What interests me is a moral question. What is your obligation when it comes to working for a company or a cause you find, not illegal, but offensive. This intrigues me because like Cobb, I've had to make this kind of choice. Last year during the election campaign, despite considering myself a staunch Democrat, I was cast in an election commercial for the Republican candidate for the governorship of a state other than the one I live and vote in. The question of whether or not I should take the job occupied me for all of ten minutes. I booked the job, made the commercial and pocketed the check. I wasn't happy about it, but then again I wasn't exactly not happy either. Paying opportunities come too few and far between to turn them down for something as impractical as principle.

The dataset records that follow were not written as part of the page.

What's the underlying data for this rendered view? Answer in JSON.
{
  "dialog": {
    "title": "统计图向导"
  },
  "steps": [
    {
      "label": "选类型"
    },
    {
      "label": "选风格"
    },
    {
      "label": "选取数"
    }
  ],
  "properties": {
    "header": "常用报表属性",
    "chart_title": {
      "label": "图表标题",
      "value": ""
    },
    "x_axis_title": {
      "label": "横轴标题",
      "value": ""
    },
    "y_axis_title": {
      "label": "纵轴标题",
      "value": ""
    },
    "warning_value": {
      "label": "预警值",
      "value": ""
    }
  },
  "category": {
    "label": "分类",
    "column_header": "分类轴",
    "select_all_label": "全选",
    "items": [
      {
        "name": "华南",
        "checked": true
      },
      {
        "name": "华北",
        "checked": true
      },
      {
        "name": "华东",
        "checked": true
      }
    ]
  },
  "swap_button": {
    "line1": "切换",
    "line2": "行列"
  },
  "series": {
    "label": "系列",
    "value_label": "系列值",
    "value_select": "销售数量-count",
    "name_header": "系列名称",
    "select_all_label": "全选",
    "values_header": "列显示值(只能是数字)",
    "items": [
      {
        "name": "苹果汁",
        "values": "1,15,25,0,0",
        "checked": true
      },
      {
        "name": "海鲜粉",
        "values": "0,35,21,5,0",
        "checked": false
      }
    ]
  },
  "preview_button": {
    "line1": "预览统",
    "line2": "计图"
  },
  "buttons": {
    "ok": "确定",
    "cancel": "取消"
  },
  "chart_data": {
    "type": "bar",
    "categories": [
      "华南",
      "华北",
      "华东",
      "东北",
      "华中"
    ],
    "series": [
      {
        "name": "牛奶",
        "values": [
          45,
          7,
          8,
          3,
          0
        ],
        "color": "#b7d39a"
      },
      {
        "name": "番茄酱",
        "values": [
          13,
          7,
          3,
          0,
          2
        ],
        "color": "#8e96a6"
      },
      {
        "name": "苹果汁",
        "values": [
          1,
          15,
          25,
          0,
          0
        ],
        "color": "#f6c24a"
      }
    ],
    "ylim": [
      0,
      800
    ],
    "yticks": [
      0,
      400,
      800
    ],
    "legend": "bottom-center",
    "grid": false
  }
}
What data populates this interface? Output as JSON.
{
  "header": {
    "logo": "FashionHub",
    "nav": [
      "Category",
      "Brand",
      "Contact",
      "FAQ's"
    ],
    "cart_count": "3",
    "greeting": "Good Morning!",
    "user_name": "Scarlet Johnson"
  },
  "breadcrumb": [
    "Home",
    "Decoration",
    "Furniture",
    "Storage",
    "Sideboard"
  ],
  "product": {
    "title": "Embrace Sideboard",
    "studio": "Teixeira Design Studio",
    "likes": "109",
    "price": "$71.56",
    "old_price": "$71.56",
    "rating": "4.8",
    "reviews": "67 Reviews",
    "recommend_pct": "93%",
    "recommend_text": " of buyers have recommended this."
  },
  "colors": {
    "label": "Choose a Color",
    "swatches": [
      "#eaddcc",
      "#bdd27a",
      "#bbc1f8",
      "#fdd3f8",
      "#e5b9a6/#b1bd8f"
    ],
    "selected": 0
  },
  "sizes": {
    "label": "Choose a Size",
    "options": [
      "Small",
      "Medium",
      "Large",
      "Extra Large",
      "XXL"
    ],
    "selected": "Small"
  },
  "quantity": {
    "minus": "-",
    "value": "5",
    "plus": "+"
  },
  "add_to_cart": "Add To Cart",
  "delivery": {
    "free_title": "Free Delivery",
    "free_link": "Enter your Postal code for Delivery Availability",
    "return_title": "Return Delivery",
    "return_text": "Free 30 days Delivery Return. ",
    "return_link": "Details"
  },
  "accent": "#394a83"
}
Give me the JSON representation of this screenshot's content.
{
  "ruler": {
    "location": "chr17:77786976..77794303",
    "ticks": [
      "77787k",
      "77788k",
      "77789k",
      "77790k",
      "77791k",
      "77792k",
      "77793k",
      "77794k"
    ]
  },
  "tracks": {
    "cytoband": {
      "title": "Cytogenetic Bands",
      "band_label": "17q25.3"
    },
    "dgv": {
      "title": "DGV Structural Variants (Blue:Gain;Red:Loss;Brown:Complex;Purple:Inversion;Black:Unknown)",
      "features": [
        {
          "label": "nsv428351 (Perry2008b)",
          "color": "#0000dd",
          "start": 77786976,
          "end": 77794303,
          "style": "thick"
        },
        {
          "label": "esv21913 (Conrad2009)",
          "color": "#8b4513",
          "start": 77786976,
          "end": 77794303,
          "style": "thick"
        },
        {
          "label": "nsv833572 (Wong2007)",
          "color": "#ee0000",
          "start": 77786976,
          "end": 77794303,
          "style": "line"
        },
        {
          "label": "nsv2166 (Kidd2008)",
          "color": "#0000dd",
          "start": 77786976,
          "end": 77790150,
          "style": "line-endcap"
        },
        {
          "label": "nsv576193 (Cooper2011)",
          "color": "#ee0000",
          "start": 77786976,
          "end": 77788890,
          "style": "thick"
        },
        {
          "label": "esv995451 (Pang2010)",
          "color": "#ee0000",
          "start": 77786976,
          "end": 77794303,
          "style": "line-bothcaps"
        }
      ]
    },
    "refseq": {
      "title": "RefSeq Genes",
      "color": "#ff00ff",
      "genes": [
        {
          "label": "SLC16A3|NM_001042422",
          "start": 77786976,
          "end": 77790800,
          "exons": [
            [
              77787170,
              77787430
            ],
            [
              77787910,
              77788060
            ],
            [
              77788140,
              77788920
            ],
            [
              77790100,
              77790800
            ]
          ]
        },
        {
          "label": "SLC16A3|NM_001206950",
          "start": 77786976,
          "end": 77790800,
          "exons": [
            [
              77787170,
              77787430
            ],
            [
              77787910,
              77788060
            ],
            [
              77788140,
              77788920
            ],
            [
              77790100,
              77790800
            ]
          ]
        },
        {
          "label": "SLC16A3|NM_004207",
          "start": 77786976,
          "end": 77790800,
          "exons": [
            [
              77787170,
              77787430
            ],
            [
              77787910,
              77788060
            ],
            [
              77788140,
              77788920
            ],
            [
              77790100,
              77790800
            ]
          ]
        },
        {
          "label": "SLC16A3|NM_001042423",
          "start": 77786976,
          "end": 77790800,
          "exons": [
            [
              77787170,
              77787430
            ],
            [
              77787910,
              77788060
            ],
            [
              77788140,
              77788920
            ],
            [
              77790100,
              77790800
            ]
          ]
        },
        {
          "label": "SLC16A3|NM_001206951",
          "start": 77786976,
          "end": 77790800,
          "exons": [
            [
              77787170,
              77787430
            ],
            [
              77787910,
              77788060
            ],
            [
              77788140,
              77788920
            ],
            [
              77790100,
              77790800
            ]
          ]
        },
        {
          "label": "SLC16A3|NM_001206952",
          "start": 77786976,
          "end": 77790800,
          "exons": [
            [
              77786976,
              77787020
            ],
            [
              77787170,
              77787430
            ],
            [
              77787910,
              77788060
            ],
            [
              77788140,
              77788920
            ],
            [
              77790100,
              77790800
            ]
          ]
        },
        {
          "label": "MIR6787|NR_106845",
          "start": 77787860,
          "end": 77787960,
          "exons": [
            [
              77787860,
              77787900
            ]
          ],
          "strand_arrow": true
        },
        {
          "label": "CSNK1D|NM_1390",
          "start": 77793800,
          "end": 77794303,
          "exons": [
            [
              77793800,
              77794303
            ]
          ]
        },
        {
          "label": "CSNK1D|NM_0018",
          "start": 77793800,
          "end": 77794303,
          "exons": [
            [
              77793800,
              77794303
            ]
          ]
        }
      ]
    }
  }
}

Besides, the Republican lost, so I guess that lets me off the hook. At least it salved my lack of conscience. But suppose Blue Cross Blue Shield of Pennsylvania was looking for actors for some new ad campaign, what then? A few years ago I auditioned for one of their campaigns; the one with the blue hand, you may have seen it. I didn't get it, but had it come through, not only would I have taken the gig, I would have danced in the streets for joy. Principle is fine in principle. But it's hard not to sell out for cash. If you're an actor, you want to work. If you're an actor, oftentimes you will be willing to work for nothing. If you're Brad Pitt or George Clooney, surely you can afford principles, maybe even if you're Andy Cobb. For most of us it's just not in the cards.
Cobb has coined a name for what he was and for all those other actors still working for the insurance companies are, indeed a name for all those shills speaking in commercials for companies and products they don't really believe in: "spokesjerks." Think about it. Think about all the possible "spokesjerks" out there: Peyton Manning, Jared, the cave men, the pile of bills with the eyes atop. Besides, anyone naïve enough to take advertising as gospel probably deserves what they get.
Speaking for the "spokesjerks" and the "spokesjerk" wannabees, I want it understood that I may feel guilty speaking for things I don't believe in, but if another Republican candidate needs an old guy for a political spot, I'm available. Behind my back, I'll just keep my fingers crossed.